As time goes on, these views our parents pass down to us become so deeply ingrained that they become extensions of our selves. Eventually, these views begin defining us, who we believe we are, and who we wish to be. For example, many of you may see your father or mother as a hard worker. You’ve seen them work long hours and you remember all the lessons they taught you about the importance of hard work. Now, as you come of age, you see yourself as a hard worker because you have taken all the lessons and knowledge your parents have passed down and you yourself have begun exercising them. This is good! However, this dynamic can also have a negative effect on us. Why? Well, because of how our views are passed down from generation to generation, we seldom think to revise them or even weigh them against new information. Once again, this occurs because we hold these untested views for so long, that we begin to accept them as fact, even when evidence states otherwise. Therefore, when we actually develop the capability to think for ourselves, we overlook these lessons because we have already taken them as fact for so long. Think about it, how often do you see a religious argument end in the words “Wow, I never thought of it that way, you’re right!”. In other words, we begin to take so much pride in our views that it becomes impossible to revise them. Nobody likes to be wrong, nobody likes to swallow their pride, and this is the very reason why political discussions are so difficult.

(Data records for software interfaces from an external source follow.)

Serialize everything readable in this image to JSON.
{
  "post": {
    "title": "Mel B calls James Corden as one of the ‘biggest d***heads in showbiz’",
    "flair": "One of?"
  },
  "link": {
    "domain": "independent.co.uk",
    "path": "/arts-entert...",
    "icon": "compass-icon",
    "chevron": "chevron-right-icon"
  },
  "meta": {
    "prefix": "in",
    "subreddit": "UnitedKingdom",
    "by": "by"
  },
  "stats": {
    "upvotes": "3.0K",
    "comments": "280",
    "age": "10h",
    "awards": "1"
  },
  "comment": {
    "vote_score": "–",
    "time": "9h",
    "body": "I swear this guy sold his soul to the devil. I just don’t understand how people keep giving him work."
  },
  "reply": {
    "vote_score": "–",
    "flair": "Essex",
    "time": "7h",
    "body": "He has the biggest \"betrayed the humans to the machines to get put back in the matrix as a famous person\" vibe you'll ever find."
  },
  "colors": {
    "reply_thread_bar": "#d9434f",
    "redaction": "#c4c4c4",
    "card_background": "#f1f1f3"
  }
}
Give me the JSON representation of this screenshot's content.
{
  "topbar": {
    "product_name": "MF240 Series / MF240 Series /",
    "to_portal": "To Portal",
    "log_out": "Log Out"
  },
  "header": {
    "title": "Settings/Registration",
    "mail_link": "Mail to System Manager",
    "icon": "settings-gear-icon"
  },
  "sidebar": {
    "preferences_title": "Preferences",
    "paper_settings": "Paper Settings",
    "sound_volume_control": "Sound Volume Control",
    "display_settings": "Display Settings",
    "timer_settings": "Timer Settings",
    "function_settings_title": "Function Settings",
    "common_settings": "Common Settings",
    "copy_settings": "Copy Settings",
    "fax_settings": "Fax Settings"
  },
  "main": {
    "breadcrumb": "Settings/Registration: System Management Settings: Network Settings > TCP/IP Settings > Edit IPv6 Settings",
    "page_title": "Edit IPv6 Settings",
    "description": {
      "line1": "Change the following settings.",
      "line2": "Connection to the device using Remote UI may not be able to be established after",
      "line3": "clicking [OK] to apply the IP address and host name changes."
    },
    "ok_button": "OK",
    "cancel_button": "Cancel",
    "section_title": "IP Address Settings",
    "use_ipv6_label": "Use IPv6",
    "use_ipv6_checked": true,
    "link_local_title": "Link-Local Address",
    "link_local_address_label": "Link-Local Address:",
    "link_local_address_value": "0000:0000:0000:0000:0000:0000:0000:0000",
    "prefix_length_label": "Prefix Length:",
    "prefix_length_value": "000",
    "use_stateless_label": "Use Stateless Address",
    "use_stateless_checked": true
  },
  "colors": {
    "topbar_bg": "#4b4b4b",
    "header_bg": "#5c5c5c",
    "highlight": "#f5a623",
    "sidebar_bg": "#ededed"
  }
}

In order for our society to progress, we must first learn how to discuss our differences while understanding that together, all of us know a lot more than just one of us. Additionally, we should stop fearing the retribution we may face for involving ourselves in our passions. This is a lesson I myself have had to learn; most of you probably hate me for inundating your lives with my blog activities, and I’m sure some people actually look down on me for doing what I’m doing. For so long, a large part of me was hesitant to fully open up about my passion for the things I write about, simply because I didn’t want to deal with the scrutiny one may receive when discussing these matters. I think we all remember a point in our lives where we felt a certain pressure to fit in, and I think it is important to relieve ourselves of that pressure if we want to unlock our collective potential. A lot of what I talk about aren’t traditional points or lines of arguments that you see in the news but rather, they’re the result of a great deal of time and effort spent trying my hardest to understand issues as best I can. This is an ongoing effort, and I don’t ever expect it to end. So if you read my work, thank you! But also, please think for yourself! When you read these pieces you should ask yourself questions and you should challenge me if you don’t agree. ┬áIn the end, I started this blog so that I can, someday, give people a platform to have civil discussions about big issues. There is no reason to get upset when somebody disagrees with you, we all want the same thing, we just have different ideas on how to get there!

Seriously, there is no one person on earth who has it all figured out, so why pretend we do?